Urban Violence in the Middle East: Changing Cityscapes in the Transition from Empire to Nation State
"This is a very remarkable collection of chapters . . . The totality is a lively read, exhibiting an almost universal familiarity with and appreciation of the literature." · Peter Sluglett, National University of Singapore
". . . the book is timely, it is topical and useful for a more historically grounded understanding of the urban unrest in the Middle East during the last years up to the present." · Christoph Herzog, University of Bamberg
Covering a period from the late eighteenth century to today, this volume explores the phenomenon of urban violence in order to unveil general developments and historical specificities in a variety of Middle Eastern contexts. By situating incidents in particular processes and conflicts, the case studies seek to counter notions of a violent Middle East in order to foster a new understanding of violence beyond that of a meaningless and destructive social and political act. Contributions explore processes sparked by the transition from empires - Ottoman and Qajar, but also European - to the formation of nation states, and the resulting changes in cityscapes throughout the region.
Ulrike Freitag is a historian of the Modern Middle East with a special interest in urban history and the Arabian Peninsula in its global context. She directs Zentrum Moderner Orient and teaches at the Freie Universität. She is author of Indian Ocean Migrants and State Formation in Hadhramaut (Brill, 2003).
Nelida Fuccaro is Reader in Modern Middle Eastern History at the School of Oriental and African Studies, University of London. She is the author of Histories of City and State in the Persian Gulf (CUP, 2008) and the editor of "Histories of Oil and Urban Modernity in the Middle East" in CSSAAME (2013).
Claudia Ghrawi holds a Master of Arts degree in history and political science and studied Arabic in Damascus and Berlin.
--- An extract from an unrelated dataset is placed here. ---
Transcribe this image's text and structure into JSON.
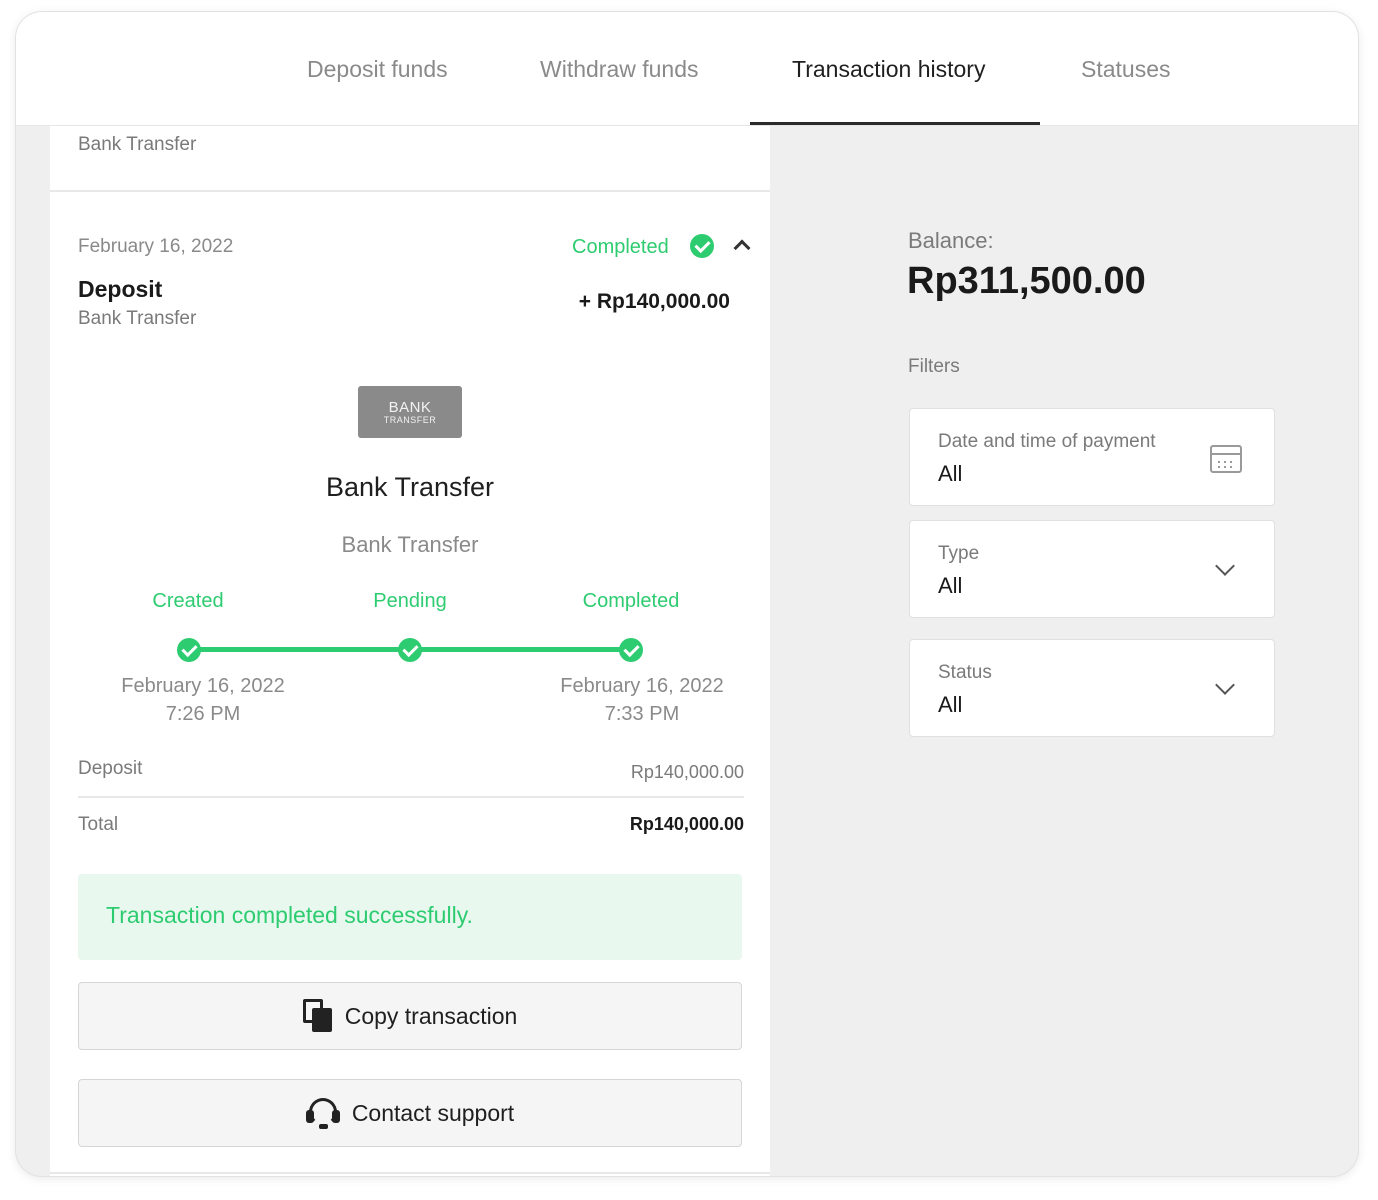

She works as a research fellow at the Zentrum Moderner Orient and is a Ph.D. student at the Freie Universität Berlin.
Nora Lafi is researcher at Zentrum Moderner Orient and is a historian of the Ottoman Empire with a focus on Urban Studies. She is coeditor of The City in the Ottoman Empire: Migration and the Making of Urban Modernity (Routledge, 2010).